Author

Tamsin de la Harpe has nearly two decades of experience with dogs in rescue, training, and behavior modification with fearful and aggressive dogs. She has worked closely with veterinarians and various kennels, building up extensive medical knowledge and an understanding of canine health and physiology. She also spent two years in the animal sciences as a canine nutrition researcher, focusing on longevity and holistic healthcare for our four-legged companions. Tamsin currently keeps a busy homestead with an assortment of rescue dogs and three Bullmastiffs.

Tamsin de la Harpe has nearly two decades of experience with dogs in rescue, training, and behavior modification with fearful and aggressive dogs. She has worked closely with veterinarians and various kennels, building up extensive medical knowledge and an understanding of canine health and physiology.
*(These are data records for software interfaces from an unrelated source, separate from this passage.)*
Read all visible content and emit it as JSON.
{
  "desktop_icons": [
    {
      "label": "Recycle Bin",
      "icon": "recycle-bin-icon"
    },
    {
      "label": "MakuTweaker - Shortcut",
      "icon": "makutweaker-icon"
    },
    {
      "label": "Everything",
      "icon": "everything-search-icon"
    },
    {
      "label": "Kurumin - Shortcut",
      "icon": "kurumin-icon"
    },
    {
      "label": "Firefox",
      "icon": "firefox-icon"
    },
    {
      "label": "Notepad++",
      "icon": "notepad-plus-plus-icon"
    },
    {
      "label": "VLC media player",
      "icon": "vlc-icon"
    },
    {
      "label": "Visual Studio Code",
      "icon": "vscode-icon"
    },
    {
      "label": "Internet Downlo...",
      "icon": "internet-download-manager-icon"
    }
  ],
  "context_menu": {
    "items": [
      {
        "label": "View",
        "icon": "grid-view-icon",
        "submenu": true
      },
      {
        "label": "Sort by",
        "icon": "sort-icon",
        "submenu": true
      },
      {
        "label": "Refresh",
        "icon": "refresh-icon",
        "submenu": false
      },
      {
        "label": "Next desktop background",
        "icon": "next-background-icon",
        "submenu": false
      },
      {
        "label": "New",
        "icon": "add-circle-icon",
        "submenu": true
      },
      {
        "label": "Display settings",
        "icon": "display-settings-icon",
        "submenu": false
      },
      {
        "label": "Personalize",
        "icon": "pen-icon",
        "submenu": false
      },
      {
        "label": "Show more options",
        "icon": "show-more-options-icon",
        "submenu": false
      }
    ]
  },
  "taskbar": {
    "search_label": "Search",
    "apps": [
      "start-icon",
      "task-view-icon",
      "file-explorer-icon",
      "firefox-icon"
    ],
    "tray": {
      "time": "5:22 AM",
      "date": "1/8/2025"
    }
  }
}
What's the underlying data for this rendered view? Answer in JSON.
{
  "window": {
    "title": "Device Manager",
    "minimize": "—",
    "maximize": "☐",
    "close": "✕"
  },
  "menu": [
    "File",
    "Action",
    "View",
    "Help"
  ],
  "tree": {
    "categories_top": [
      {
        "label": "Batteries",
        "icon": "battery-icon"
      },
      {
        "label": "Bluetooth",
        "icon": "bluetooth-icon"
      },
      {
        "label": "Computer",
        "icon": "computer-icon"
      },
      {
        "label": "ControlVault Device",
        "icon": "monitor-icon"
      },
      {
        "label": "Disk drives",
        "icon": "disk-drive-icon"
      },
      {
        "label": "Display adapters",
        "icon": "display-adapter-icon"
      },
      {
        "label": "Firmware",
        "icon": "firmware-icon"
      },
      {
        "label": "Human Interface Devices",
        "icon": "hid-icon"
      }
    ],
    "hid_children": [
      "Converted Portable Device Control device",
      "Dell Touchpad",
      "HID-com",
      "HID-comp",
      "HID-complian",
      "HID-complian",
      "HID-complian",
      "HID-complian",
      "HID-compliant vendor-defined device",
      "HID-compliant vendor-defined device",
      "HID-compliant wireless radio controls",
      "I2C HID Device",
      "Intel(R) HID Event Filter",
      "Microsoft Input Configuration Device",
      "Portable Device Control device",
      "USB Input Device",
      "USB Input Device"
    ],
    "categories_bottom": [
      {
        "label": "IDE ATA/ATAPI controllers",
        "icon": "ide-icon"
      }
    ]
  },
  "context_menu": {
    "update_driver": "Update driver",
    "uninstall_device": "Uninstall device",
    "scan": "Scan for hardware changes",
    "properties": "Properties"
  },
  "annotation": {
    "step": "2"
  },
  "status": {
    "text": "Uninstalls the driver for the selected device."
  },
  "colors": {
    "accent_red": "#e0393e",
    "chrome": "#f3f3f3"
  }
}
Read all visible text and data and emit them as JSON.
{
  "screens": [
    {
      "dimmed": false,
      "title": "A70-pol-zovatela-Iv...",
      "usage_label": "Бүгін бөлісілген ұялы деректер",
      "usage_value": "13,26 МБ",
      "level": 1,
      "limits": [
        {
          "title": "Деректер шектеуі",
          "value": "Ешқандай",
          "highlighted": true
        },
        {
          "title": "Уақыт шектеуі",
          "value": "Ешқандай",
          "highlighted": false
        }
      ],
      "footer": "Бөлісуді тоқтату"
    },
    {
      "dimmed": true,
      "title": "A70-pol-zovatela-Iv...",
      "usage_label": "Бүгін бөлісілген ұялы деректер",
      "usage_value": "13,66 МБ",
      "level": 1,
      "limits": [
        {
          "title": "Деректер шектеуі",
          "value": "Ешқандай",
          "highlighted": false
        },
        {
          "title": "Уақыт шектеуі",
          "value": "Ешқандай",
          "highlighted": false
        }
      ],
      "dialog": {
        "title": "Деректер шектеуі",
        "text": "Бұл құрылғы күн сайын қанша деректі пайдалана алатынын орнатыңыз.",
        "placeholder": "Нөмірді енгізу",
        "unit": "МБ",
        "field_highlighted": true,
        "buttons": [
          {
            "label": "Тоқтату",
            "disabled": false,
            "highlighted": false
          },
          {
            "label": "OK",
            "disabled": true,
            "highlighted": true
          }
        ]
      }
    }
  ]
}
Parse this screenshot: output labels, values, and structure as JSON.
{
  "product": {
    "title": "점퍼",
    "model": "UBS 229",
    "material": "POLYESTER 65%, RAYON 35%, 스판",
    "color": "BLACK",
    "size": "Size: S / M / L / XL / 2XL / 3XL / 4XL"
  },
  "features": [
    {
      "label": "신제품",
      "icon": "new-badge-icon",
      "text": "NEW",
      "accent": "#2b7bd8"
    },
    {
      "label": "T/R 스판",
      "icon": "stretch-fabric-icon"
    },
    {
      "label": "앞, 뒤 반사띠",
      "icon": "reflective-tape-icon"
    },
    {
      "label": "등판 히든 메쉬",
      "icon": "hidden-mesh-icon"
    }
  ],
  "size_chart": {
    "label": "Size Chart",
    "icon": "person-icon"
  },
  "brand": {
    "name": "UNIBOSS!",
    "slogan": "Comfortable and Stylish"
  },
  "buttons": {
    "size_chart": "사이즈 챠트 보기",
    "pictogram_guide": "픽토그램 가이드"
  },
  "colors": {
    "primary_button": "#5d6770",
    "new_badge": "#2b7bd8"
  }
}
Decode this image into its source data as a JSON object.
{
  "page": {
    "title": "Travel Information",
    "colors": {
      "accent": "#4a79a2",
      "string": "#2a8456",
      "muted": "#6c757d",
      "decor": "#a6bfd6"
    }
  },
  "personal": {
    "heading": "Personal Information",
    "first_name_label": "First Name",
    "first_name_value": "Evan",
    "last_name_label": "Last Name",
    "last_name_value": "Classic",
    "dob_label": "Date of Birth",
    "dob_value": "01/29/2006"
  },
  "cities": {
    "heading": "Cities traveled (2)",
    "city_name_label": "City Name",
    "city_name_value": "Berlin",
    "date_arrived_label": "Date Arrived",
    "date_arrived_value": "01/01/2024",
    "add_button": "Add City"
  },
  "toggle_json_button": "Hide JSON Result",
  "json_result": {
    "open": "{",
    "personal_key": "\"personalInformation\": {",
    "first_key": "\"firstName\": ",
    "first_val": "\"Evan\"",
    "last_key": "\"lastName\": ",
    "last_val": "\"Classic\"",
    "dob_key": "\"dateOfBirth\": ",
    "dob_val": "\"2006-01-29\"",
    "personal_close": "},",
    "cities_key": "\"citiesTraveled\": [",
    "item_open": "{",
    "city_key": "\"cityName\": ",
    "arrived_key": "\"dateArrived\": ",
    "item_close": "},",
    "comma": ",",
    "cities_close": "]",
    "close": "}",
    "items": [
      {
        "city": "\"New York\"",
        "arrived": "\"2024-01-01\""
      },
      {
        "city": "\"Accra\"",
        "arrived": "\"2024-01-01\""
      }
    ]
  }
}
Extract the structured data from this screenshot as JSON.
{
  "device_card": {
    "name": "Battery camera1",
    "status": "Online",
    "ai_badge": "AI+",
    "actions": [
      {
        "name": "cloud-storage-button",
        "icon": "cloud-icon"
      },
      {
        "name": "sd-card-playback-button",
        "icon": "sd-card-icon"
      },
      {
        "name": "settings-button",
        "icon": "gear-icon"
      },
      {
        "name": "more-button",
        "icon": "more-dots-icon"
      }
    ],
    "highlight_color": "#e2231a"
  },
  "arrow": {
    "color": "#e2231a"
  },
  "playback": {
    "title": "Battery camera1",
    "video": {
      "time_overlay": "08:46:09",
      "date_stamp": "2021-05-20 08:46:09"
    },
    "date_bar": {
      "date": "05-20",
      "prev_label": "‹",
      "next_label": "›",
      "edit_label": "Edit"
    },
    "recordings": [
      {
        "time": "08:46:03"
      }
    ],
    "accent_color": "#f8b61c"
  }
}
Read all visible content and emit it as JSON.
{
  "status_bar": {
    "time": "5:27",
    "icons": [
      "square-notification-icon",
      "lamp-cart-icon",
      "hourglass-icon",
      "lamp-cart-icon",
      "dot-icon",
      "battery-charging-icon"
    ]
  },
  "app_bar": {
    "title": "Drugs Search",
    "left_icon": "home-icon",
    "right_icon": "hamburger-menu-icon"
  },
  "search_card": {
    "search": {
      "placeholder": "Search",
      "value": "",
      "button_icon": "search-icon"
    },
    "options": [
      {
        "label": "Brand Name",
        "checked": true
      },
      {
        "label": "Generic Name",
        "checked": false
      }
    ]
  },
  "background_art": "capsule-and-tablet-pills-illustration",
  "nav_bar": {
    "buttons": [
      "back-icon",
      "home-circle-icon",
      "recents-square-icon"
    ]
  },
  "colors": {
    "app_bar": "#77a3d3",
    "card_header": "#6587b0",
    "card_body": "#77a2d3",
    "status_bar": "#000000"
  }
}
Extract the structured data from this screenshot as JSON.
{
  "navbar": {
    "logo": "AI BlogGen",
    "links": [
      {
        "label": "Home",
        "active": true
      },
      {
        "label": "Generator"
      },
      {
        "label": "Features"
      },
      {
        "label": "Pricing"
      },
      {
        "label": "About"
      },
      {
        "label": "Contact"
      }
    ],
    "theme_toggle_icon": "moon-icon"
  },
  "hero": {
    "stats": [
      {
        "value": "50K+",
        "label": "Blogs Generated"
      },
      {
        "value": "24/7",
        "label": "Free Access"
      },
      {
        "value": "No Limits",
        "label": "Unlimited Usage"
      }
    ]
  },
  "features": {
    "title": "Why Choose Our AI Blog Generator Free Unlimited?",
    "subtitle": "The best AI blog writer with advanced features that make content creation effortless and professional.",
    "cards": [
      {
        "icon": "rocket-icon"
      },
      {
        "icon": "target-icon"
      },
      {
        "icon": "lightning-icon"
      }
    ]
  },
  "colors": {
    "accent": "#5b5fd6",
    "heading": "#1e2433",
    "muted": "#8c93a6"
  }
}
She also spent two years in the animal sciences as a canine nutrition researcher, focusing on longevity and holistic healthcare for our four-legged companions. Tamsin currently keeps a busy homestead with an assortment of rescue dogs and three Bullmastiffs.